• [WHAT YOU NEED TO DO]
From the material below, return every line that includes "item".
*-*-*
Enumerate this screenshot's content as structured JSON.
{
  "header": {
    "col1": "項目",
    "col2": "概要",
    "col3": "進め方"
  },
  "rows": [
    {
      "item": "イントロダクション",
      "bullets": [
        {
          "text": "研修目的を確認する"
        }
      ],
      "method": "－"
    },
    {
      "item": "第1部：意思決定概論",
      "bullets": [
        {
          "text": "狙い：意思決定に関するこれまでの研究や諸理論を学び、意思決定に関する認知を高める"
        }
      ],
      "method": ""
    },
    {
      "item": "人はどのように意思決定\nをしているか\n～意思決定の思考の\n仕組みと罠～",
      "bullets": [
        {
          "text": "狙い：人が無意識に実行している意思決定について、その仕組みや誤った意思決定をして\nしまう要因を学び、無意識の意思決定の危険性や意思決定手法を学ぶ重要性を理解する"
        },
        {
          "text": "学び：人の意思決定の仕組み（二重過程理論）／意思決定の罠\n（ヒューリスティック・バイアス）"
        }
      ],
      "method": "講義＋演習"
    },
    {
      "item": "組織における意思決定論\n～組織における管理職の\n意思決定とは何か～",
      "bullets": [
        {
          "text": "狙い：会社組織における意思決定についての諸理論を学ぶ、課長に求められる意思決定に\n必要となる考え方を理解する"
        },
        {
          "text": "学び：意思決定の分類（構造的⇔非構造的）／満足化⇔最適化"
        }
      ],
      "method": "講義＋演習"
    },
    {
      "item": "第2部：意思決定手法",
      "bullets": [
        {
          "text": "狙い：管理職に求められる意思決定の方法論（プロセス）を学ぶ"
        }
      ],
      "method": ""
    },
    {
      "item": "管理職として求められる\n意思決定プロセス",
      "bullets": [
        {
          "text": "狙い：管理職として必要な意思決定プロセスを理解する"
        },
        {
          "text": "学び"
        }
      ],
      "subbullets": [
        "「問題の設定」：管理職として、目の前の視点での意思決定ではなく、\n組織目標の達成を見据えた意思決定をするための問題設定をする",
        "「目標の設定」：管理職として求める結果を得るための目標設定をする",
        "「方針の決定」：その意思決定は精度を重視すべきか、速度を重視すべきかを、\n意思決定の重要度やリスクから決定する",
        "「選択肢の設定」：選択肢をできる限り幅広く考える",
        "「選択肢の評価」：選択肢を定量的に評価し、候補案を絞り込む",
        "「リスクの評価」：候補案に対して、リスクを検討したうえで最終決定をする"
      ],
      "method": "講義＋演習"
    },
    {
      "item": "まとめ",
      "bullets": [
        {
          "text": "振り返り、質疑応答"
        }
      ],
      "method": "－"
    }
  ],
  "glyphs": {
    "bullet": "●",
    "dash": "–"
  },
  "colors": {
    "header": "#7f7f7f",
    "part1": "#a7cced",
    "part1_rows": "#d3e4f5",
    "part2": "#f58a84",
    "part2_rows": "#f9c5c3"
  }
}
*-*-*
• [TASK SOLUTION]
      "item": "イントロダクション",
      "item": "第1部：意思決定概論",
      "item": "人はどのように意思決定\nをしているか\n～意思決定の思考の\n仕組みと罠～",
      "item": "組織における意思決定論\n～組織における管理職の\n意思決定とは何か～",
      "item": "第2部：意思決定手法",
      "item": "管理職として求められる\n意思決定プロセス",
      "item": "まとめ",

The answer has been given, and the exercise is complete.